extinguish response in different environment, returns when back in original environment.

who came up with the Law of Effect?

- Edward L. Thorndike

define operant conditioning

- learning where responses come to be controlled by their consequences

what is the Law of Effect?

- if a response in the presence of a stimulus leads to good effect, the association between stimulus & response is strengthened

who came up with operant conditioning?

- B.F. Skinner (1953)

- principle of reinforcement

- tend to repeat actions that lead to favourable consequences

what is meant by reinforcement contingencies when talking about operant conditioning?

- rules/circumstances that determine when a response leads to reinforcement

what is meant by primary reinforcers?

- satisfy biological needs

- food

what is meant by secondary reinforcers?

- learned to value it, awards, money

what is meant by "discriminative stimuli"

- cues that indicate whether reinforcement will occur or not

what is meant by "superstitious behaviour"?

- associate an irrelevant behaviour with reinforcement

what are the schedules of reinforcement?

- Continuous (every time)

- intermittent (partial) - (not every time)

what is meant by positive reinforcement?

- response followed by rewarding stimulus

what is negative reinforcement?

- response followed by removal of an aversive stimulus

what is meant by punishment?

- add aversive stimuli

- remove rewarding stimuli

what is meant by external motivation?

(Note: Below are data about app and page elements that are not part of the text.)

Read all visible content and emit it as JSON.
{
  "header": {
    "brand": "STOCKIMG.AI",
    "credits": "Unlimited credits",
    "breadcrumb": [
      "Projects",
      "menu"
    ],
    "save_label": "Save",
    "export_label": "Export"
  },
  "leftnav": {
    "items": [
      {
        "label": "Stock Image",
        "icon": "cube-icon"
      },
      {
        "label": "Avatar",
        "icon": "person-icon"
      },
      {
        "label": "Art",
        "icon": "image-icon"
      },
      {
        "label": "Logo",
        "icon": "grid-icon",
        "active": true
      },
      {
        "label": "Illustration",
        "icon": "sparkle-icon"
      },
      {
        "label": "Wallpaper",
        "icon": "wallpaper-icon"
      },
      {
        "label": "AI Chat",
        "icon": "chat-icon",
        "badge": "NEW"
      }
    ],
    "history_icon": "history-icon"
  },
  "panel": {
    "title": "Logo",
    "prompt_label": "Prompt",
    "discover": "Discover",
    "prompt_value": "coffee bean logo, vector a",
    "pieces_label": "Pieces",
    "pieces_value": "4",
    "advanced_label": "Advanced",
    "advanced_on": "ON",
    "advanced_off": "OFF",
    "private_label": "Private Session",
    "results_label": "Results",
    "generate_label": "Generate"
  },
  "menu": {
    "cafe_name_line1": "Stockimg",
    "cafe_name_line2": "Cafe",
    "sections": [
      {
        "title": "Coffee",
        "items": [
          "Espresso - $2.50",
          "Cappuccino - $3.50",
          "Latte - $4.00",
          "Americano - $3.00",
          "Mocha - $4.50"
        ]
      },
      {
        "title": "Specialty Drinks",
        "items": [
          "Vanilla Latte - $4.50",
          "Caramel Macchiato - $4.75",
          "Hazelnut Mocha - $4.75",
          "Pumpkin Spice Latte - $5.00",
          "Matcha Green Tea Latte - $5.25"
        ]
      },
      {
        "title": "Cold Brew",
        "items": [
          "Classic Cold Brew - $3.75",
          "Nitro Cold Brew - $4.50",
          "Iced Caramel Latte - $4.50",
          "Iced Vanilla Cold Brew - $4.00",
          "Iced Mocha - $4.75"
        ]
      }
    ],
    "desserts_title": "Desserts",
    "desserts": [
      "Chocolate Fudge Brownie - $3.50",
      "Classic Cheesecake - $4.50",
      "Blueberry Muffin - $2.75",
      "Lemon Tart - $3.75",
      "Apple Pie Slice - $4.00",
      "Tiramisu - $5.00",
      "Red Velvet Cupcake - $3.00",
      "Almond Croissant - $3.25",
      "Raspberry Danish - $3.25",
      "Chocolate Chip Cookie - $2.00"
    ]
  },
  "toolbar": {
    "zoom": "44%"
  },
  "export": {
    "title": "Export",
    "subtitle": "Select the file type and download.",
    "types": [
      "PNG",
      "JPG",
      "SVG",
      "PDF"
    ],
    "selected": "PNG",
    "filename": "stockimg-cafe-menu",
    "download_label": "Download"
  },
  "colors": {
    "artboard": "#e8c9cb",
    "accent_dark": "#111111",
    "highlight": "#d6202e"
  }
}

- motivation comes from a pressure or consequences outside of oneself (rewards)

what is meant by internal motivation?

- drive to do something because you want to do it

what is meant by Latent learning? Examples.

- not realizing that learning has occurred until you go and test it

- not apparent when it first occurs, can happen without any reinforcement contingency

- ex. cognitive maps

what are cognitive maps?

- mental representations that help us navigate

Biological constraints on conditioning, what is an example of this?

- instinctive drift - natural responses get in way of conditioning

what is meant by "evolutionary perspectives on learning"?

- each species ready to learn certain things

what is meant by "response outcome relations?"

- more likely to strengthen response if the person (or animal) thinks it caused the outcome

who came up with observational learning?

- Albert Bandura

what is observational learning?

- learn by watching others

- watch what they do

what is Vicarious conditioning?

- see if the model is rewarded or punished

what are the 4 key processes of observational learning?

- attention (pay attention to model)

- retention - remember what observed

- reproduction - able to try the behaviour

- motivation - want to try the behaviour

what are mirror neurons?

- neurons that fire when you see someone else perform an action